Data about app and page elements:

[Start of Attachment]

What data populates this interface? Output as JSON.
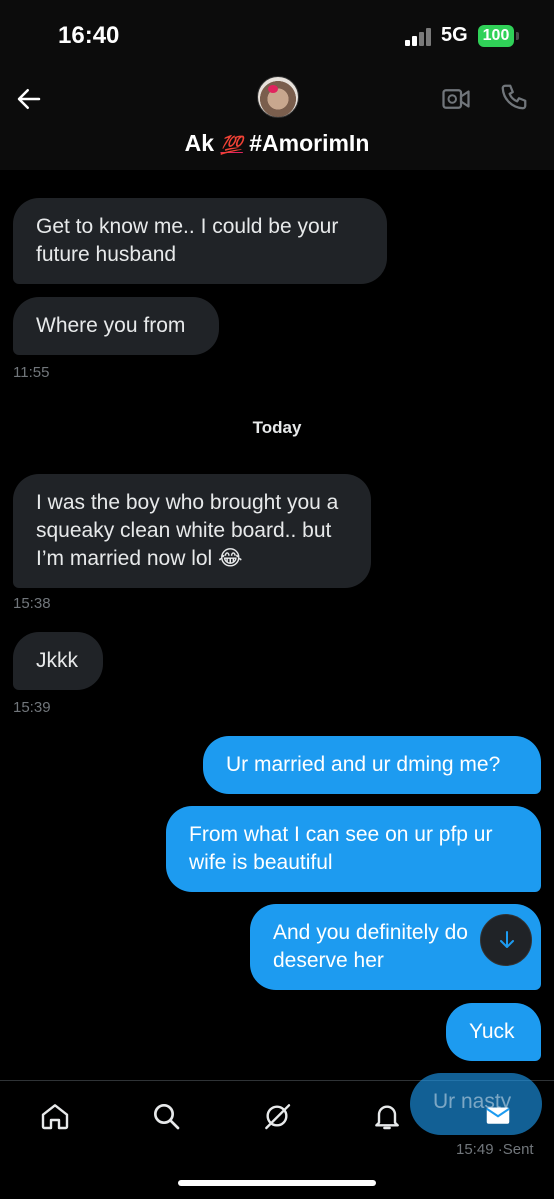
{
  "status_bar": {
    "time": "16:40",
    "network": "5G",
    "battery": "100"
  },
  "header": {
    "name": "Ak",
    "emoji": "💯",
    "handle": "#AmorimIn"
  },
  "messages": [
    {
      "text": "Get to know me.. I could be your future husband",
      "sender": "them"
    },
    {
      "text": "Where you from",
      "sender": "them",
      "time": "11:55"
    },
    {
      "text": "I was the boy who brought you a squeaky clean white board.. but I’m married now lol 😂",
      "sender": "them",
      "time": "15:38"
    },
    {
      "text": "Jkkk",
      "sender": "them",
      "time": "15:39"
    },
    {
      "text": "Ur married and ur dming me?",
      "sender": "me"
    },
    {
      "text": "From what I can see on ur pfp ur wife is beautiful",
      "sender": "me"
    },
    {
      "text": "And you definitely do",
      "sender": "me",
      "continuation": "deserve her"
    },
    {
      "text": "Yuck",
      "sender": "me"
    },
    {
      "text": "Ur nasty",
      "sender": "me",
      "time": "15:49",
      "status": "Sent"
    }
  ],
  "day_separator": "Today",
  "icons": {
    "back": "arrow-left-icon",
    "video": "video-call-icon",
    "call": "phone-icon",
    "scroll": "arrow-down-icon",
    "nav": [
      "home-icon",
      "search-icon",
      "grok-icon",
      "bell-icon",
      "mail-icon"
    ]
  },
  "colors": {
    "accent": "#1d9bf0",
    "incoming": "#202327",
    "battery": "#30d158"
  }
}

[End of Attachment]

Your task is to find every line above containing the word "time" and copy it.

• [Answer space]:
    "time": "16:40",
      "time": "11:55"
      "time": "15:38"
      "time": "15:39"
      "time": "15:49",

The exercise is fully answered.